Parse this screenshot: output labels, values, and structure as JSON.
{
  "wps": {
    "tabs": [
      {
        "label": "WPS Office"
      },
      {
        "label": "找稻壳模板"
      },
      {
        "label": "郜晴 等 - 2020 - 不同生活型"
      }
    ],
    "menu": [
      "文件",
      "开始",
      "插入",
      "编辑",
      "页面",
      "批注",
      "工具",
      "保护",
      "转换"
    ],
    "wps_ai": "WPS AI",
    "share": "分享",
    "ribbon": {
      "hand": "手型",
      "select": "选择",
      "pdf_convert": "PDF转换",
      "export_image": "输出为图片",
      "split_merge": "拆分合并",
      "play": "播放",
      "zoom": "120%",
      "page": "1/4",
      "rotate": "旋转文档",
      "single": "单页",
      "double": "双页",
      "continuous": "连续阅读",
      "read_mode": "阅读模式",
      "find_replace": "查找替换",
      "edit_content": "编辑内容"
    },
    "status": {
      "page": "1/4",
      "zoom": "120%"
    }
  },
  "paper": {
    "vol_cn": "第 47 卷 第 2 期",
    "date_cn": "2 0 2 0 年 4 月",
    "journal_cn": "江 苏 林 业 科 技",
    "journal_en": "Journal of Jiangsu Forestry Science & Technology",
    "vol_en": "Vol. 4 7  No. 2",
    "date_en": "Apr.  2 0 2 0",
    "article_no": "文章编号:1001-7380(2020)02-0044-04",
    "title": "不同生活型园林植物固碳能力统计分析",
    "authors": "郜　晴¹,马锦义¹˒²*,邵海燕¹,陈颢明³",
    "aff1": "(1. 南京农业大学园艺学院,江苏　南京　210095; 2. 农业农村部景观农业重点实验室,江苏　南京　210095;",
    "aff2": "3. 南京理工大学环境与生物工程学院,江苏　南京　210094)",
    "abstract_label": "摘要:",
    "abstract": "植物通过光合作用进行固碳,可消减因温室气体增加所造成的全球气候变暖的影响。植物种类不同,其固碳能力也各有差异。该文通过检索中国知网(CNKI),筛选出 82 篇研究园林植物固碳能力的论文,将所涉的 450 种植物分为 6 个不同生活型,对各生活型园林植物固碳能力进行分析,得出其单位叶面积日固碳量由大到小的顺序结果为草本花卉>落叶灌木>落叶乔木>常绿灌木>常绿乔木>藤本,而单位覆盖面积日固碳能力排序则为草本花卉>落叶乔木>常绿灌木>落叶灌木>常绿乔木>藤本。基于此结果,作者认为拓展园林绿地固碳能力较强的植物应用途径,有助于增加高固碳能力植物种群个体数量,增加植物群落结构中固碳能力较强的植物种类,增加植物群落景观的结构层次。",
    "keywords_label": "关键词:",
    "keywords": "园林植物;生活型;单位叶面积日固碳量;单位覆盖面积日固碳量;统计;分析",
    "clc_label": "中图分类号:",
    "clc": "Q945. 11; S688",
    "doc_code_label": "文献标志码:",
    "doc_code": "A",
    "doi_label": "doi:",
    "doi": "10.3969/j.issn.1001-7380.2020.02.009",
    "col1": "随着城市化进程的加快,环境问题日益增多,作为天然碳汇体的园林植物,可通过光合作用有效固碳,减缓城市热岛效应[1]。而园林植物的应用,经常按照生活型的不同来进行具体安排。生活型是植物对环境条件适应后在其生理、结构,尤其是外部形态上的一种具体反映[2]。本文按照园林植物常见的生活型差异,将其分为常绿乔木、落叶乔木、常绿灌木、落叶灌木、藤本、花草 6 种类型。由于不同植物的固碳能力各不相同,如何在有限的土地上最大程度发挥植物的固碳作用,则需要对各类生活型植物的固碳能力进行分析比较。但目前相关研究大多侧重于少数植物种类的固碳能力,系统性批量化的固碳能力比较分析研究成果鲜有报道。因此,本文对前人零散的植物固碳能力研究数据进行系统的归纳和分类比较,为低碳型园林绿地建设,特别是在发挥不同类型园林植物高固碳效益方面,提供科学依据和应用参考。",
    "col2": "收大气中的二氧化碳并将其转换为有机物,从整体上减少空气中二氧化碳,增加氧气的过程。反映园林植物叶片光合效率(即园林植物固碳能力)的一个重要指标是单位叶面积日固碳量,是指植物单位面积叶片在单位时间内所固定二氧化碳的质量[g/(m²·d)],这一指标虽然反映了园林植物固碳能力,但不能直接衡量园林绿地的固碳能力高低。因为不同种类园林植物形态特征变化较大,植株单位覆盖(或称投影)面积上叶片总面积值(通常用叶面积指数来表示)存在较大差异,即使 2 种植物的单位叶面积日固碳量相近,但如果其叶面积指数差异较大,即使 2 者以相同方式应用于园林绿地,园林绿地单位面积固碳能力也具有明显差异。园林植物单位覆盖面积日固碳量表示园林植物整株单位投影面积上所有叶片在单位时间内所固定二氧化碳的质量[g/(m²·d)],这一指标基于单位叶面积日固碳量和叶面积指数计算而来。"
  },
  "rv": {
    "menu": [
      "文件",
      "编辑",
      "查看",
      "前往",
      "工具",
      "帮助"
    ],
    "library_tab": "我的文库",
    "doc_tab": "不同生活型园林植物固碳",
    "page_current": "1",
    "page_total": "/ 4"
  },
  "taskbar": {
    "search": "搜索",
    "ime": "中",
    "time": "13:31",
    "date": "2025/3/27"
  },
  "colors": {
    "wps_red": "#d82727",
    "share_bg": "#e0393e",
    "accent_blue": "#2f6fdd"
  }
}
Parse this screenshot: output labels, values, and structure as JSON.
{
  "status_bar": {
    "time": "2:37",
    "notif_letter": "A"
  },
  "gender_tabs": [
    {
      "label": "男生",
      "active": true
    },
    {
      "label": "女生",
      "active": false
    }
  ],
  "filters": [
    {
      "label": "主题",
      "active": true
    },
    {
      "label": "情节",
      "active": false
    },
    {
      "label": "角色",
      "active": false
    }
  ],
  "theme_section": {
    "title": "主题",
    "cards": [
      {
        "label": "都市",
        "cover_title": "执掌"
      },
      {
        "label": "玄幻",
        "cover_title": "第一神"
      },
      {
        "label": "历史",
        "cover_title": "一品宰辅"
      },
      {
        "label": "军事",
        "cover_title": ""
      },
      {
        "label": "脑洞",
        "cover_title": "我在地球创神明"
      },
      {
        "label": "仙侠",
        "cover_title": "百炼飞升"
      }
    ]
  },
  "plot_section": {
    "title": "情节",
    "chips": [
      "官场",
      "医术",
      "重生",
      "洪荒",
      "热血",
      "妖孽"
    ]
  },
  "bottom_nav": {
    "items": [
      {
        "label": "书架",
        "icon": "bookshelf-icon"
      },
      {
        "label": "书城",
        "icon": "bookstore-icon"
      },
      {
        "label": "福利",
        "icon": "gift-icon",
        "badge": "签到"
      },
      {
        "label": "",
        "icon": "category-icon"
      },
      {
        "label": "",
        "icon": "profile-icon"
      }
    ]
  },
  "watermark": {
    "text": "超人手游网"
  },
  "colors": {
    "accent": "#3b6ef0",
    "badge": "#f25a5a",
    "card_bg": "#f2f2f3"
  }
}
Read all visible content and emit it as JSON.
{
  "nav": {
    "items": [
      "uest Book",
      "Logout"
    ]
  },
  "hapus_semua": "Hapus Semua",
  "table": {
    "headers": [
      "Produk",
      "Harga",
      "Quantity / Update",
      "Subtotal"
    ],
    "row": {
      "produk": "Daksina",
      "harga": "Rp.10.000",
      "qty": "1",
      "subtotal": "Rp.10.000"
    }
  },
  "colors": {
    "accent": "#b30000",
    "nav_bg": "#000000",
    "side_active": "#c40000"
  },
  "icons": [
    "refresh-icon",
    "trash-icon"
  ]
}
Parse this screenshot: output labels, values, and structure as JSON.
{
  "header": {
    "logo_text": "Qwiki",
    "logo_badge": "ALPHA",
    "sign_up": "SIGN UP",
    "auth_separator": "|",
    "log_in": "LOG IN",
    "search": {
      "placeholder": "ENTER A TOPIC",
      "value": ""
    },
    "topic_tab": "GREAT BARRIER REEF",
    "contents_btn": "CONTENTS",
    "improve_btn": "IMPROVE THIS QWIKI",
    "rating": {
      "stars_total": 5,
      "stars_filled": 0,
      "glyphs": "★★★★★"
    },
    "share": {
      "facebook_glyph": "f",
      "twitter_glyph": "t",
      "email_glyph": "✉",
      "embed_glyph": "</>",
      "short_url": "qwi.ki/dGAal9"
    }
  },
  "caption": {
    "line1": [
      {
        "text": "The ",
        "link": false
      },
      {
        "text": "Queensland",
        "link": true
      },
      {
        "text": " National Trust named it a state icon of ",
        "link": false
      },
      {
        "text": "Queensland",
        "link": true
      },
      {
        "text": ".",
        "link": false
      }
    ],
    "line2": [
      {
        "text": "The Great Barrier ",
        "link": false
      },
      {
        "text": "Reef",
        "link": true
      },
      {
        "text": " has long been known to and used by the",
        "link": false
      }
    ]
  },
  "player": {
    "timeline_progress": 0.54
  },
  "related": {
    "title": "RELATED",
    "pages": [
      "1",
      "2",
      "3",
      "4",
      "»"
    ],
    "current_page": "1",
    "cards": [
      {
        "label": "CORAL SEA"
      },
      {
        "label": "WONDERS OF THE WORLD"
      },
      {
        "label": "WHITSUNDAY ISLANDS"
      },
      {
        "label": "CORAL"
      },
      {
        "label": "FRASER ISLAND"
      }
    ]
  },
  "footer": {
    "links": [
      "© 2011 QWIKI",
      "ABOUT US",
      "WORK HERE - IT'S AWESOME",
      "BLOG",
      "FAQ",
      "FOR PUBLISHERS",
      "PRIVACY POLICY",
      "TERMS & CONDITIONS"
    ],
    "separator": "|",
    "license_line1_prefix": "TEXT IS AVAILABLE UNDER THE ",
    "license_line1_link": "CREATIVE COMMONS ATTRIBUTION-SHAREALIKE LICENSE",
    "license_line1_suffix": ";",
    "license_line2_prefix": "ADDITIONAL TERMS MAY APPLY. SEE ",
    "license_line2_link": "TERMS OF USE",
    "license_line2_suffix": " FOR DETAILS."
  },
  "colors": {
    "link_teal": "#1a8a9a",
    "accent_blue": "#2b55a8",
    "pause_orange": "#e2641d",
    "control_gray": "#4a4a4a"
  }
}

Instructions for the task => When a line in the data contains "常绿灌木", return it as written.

Finished exercise =>
    "abstract": "植物通过光合作用进行固碳,可消减因温室气体增加所造成的全球气候变暖的影响。植物种类不同,其固碳能力也各有差异。该文通过检索中国知网(CNKI),筛选出 82 篇研究园林植物固碳能力的论文,将所涉的 450 种植物分为 6 个不同生活型,对各生活型园林植物固碳能力进行分析,得出其单位叶面积日固碳量由大到小的顺序结果为草本花卉>落叶灌木>落叶乔木>常绿灌木>常绿乔木>藤本,而单位覆盖面积日固碳能力排序则为草本花卉>落叶乔木>常绿灌木>落叶灌木>常绿乔木>藤本。基于此结果,作者认为拓展园林绿地固碳能力较强的植物应用途径,有助于增加高固碳能力植物种群个体数量,增加植物群落结构中固碳能力较强的植物种类,增加植物群落景观的结构层次。",
    "col1": "随着城市化进程的加快,环境问题日益增多,作为天然碳汇体的园林植物,可通过光合作用有效固碳,减缓城市热岛效应[1]。而园林植物的应用,经常按照生活型的不同来进行具体安排。生活型是植物对环境条件适应后在其生理、结构,尤其是外部形态上的一种具体反映[2]。本文按照园林植物常见的生活型差异,将其分为常绿乔木、落叶乔木、常绿灌木、落叶灌木、藤本、花草 6 种类型。由于不同植物的固碳能力各不相同,如何在有限的土地上最大程度发挥植物的固碳作用,则需要对各类生活型植物的固碳能力进行分析比较。但目前相关研究大多侧重于少数植物种类的固碳能力,系统性批量化的固碳能力比较分析研究成果鲜有报道。因此,本文对前人零散的植物固碳能力研究数据进行系统的归纳和分类比较,为低碳型园林绿地建设,特别是在发挥不同类型园林植物高固碳效益方面,提供科学依据和应用参考。",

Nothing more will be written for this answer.